_DESCRIPTION OF THE TASK_. In the records below, find the line containing "Output a JSON". Restate it and all the lines after it exactly, and omit the rest.

━━ ENTRIES SUPPLIED

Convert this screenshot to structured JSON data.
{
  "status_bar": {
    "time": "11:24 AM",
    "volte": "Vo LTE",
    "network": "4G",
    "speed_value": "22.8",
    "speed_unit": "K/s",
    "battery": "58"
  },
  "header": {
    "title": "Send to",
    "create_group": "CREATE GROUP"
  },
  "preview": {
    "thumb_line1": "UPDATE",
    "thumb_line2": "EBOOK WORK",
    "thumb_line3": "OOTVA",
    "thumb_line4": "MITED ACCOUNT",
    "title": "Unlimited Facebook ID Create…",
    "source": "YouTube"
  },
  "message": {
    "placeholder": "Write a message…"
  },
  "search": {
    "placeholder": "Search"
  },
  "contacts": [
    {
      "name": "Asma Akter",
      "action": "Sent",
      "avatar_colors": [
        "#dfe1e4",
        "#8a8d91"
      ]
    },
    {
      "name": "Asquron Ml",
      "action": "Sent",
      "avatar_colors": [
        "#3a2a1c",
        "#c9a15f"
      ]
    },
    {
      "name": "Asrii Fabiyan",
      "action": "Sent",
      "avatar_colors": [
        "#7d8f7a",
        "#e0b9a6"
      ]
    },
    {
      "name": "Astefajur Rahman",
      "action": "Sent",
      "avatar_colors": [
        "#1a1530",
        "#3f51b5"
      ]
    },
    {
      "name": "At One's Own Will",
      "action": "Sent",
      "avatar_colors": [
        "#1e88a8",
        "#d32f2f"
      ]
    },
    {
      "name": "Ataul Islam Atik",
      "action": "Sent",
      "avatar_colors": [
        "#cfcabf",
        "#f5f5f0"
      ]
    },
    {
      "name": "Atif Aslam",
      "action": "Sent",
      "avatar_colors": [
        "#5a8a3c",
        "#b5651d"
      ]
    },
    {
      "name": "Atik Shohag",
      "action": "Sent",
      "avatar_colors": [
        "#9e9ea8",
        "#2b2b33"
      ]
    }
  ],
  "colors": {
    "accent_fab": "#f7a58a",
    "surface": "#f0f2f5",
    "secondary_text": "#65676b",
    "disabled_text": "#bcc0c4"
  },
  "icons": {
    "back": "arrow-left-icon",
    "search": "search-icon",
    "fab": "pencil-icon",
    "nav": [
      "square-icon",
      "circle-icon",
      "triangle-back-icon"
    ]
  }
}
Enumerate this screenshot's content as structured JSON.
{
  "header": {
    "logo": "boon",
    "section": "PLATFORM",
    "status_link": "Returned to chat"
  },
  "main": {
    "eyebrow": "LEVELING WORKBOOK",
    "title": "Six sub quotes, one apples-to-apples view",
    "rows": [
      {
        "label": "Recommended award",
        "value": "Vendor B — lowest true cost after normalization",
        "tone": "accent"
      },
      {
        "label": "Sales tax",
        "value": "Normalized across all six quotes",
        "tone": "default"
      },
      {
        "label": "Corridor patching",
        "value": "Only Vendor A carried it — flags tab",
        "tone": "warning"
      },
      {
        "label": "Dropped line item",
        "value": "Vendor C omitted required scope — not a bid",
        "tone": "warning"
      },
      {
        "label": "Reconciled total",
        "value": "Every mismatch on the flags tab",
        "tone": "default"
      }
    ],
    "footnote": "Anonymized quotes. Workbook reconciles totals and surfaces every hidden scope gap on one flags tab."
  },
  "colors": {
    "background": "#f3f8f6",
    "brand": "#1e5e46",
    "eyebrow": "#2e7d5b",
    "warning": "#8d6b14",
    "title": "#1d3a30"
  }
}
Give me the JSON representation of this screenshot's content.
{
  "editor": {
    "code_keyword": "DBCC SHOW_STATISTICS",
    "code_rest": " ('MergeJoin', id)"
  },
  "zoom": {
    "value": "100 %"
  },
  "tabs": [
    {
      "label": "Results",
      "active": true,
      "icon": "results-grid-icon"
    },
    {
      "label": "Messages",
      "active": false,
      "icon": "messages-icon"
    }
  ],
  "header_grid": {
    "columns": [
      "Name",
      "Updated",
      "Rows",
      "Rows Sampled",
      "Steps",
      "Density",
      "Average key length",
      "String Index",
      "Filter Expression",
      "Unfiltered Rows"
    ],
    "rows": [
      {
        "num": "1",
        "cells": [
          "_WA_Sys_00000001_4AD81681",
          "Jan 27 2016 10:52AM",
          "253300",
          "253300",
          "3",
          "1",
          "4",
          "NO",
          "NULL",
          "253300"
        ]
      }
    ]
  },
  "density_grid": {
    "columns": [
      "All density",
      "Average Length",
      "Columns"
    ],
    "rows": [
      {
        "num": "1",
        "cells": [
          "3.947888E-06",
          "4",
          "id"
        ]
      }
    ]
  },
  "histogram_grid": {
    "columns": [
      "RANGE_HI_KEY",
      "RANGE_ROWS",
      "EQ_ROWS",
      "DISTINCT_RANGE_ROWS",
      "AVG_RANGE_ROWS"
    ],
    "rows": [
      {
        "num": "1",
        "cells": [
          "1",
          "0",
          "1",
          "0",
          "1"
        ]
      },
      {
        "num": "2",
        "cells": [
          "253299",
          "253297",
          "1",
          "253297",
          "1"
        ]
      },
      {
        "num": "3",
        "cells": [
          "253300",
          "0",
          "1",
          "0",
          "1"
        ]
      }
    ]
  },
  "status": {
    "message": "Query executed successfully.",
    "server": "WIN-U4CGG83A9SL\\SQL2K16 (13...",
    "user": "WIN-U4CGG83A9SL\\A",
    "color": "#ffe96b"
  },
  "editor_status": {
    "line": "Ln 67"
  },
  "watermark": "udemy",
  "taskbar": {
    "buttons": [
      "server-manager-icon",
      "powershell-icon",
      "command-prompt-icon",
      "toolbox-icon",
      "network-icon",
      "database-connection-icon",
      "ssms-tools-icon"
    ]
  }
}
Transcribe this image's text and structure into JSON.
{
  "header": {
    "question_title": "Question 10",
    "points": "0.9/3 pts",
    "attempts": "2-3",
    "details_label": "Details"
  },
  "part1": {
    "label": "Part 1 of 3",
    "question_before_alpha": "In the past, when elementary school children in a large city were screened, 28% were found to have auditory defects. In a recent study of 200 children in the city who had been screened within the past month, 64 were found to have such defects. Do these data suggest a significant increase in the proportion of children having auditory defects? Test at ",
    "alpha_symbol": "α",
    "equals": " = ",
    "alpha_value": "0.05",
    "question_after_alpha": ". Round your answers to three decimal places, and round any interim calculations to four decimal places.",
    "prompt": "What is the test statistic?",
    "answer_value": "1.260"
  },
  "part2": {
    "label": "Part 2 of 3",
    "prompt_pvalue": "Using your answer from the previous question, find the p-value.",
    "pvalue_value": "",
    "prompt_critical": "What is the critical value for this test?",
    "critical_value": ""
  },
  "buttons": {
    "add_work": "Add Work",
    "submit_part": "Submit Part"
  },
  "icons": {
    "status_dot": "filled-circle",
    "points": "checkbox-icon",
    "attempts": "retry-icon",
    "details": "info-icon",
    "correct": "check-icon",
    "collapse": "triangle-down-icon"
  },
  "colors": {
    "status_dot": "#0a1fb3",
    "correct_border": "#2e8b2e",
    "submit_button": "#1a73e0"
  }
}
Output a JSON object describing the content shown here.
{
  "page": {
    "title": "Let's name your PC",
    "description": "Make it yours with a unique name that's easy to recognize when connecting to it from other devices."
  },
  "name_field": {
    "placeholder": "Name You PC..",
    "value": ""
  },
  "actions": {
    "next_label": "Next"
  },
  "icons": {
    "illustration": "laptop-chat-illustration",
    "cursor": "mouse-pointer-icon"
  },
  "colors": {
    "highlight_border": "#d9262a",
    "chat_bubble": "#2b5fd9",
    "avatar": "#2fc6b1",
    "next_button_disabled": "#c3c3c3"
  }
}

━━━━

_FINISHED TASK_.
Output a JSON object describing the content shown here.
{
  "page": {
    "title": "Let's name your PC",
    "description": "Make it yours with a unique name that's easy to recognize when connecting to it from other devices."
  },
  "name_field": {
    "placeholder": "Name You PC..",
    "value": ""
  },
  "actions": {
    "next_label": "Next"
  },
  "icons": {
    "illustration": "laptop-chat-illustration",
    "cursor": "mouse-pointer-icon"
  },
  "colors": {
    "highlight_border": "#d9262a",
    "chat_bubble": "#2b5fd9",
    "avatar": "#2fc6b1",
    "next_button_disabled": "#c3c3c3"
  }
}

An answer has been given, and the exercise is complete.